Eric Cheng
Arts Week

Throughout the month of April, St. George’s School has been very busy. From April 11th to 15th, we had Arts Week; from the 18th to the 22nd, we had Earth Week; and this week, we had LGBTQ+ Pride Week. While there has certainly been a lot to talk about in the hallways with all the high profile guest speakers and presentations taking place, is it possible for students to be over-stimulated? Guest speakers and celebration weeks like these can be great opportunities for learning, exploration, and dialogue, but these opportunities can be diluted quite easily if not timed correctly.

Over the past few years, Saints has invited far more guest speakers to the Senior School than it has in many previous years. These guest speakers have ranged from Syrian Refugees to Environmentalists to business leaders, and everything in between. Many topics have been spoken of that other schools might not even dare to mention. While some speakers have been met with mixed reviews from students, the overall effect on the school has been generally positive in most instances. Most of this positive effect can be attributed to the effort by staff to bring these topics back to the classroom after assemblies. Many post-assembly classes have been known to draw on with stimulating discussion of the speaker’s topic, with students becoming highly engaged and forming important opinions on the topics.

Arts Week has become a tradition engrained in the St. George’s community. For countless years, the school has taken a week out of the month of April to celebrate anything and everything that is the arts. Students have come to look forward to this week annually, with its various engaging classroom activities, artist demonstrations, and playful assemblies. However, with the flood of similar activities that have taken place in April this year, is it possible that the magical element of these unique opportunities has, in a way, been lost?

While it would be foolish to suggest only saving events like these for Arts Week alone, it is equally foolish to centralize these similarly planned events at the same time of year. In the future, I question whether or not it would be feasible to spread events such as Pride Week and Arts Week throughout the school year.

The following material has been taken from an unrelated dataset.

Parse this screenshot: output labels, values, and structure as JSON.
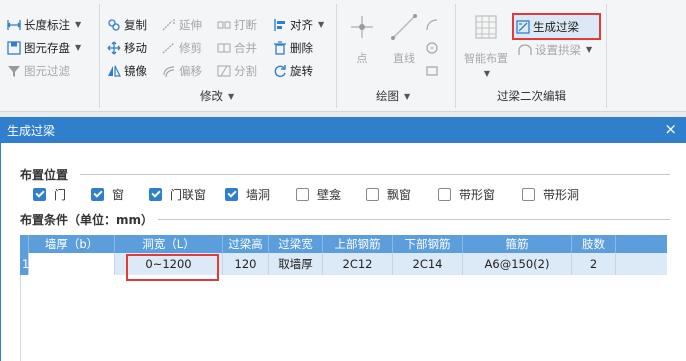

If planned in this way, both Staff and Students would be able to fully appreciate these unique occasions, and hopefully that certain magic of these events would be preserved.